If you or someone you know lives with ADHD, you know it can be filled with embarrassment, frustration, and feelings of hopelessness. There are many therapies and regimens to work with ADHD right now like education, time management, medication, mood management, and performance management. Underneath all of this there has been budding research around the topic of mindfulness and ADHD.
Mindfulness can be an effective and more compassionate approach to work with ADHD in daily life. At UCLA, Lidia Zylowska, M.D. led the development of the Mindful Awareness Practices (MAPs) for ADHD program. Their program was tested in a pilot study with a group of adults and teens with ADHD and they found that after 8-weeks of training many participants performed better on several attention and cognitive tests and reported less symptoms of ADHD, anxiety, depression and stress. These findings are consistent with other research showing that mindfulness is related to better attention and self-regulation. You can read about this in ADDitudes magazine here.
You can use formal and informal practices when working with mindfulness and ADHD. The formal practices are intentional time set aside to be guided toward purposefully paying attention to some object of focus while putting aside our usual preconceived lenses of judgment. In other words, we begin to train our attention muscle to pay attention to what we want to pay attention to in any given moment.
The informal practices are about weaving mindfulness into our everyday lives to help with ADHD.
When getting ready to leave in the morning, instead of running around in a flurry, getting distracted and then beating ourselves up for being late (yet again!). We slightly slow down with our preparation, noticing when we become distracted, not judging ourselves, and gently returning to the goal of getting out of the house on time.
We may sprinkle mini mindfulness practices like STOP or others throughout our day to see if we are in a state of auto-pilot and redirect our attention to what we were intending to pay attention to.
When we're putting the keys down, we say to ourselves, "putting our keys down on the table." This mindful focus helps us to remember where they are later.
It's important to remember that this is a practice and takes time to integrate into life, but well worth it! When you forget to do things like this, it's important to remember the phrase Forgive and Invite. We forgive ourselves for forgetting (as it does us no good to berate ourselves) and invite ourselves now that we're present re-engage with mindfulness in our daily activities.
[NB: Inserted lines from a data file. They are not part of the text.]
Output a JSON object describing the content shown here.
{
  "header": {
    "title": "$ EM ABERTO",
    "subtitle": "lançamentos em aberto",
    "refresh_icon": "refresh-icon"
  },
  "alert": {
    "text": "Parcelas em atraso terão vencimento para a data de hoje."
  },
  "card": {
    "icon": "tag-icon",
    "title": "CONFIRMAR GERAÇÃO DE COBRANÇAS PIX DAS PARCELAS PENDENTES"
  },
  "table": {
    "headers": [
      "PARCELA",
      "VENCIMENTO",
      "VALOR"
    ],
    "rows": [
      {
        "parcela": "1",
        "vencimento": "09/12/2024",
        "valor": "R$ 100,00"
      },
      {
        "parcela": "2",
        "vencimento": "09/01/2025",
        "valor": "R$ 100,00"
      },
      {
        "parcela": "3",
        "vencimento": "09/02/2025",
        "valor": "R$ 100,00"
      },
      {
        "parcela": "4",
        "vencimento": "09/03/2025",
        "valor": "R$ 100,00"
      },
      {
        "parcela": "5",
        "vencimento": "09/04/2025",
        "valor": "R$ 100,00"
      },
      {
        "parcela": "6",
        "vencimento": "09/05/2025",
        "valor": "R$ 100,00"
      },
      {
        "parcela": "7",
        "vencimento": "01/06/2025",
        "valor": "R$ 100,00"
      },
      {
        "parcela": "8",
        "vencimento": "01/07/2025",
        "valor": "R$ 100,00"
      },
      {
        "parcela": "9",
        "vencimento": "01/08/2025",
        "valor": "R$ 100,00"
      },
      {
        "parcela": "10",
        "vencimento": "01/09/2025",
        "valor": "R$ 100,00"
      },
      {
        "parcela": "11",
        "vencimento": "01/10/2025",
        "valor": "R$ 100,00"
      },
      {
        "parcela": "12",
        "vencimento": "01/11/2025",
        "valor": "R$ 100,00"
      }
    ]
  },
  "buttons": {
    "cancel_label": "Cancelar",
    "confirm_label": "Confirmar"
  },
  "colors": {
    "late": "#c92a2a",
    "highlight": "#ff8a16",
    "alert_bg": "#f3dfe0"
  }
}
There are many examples of how to integrate informal and formal practice into our lives to support with ADHD.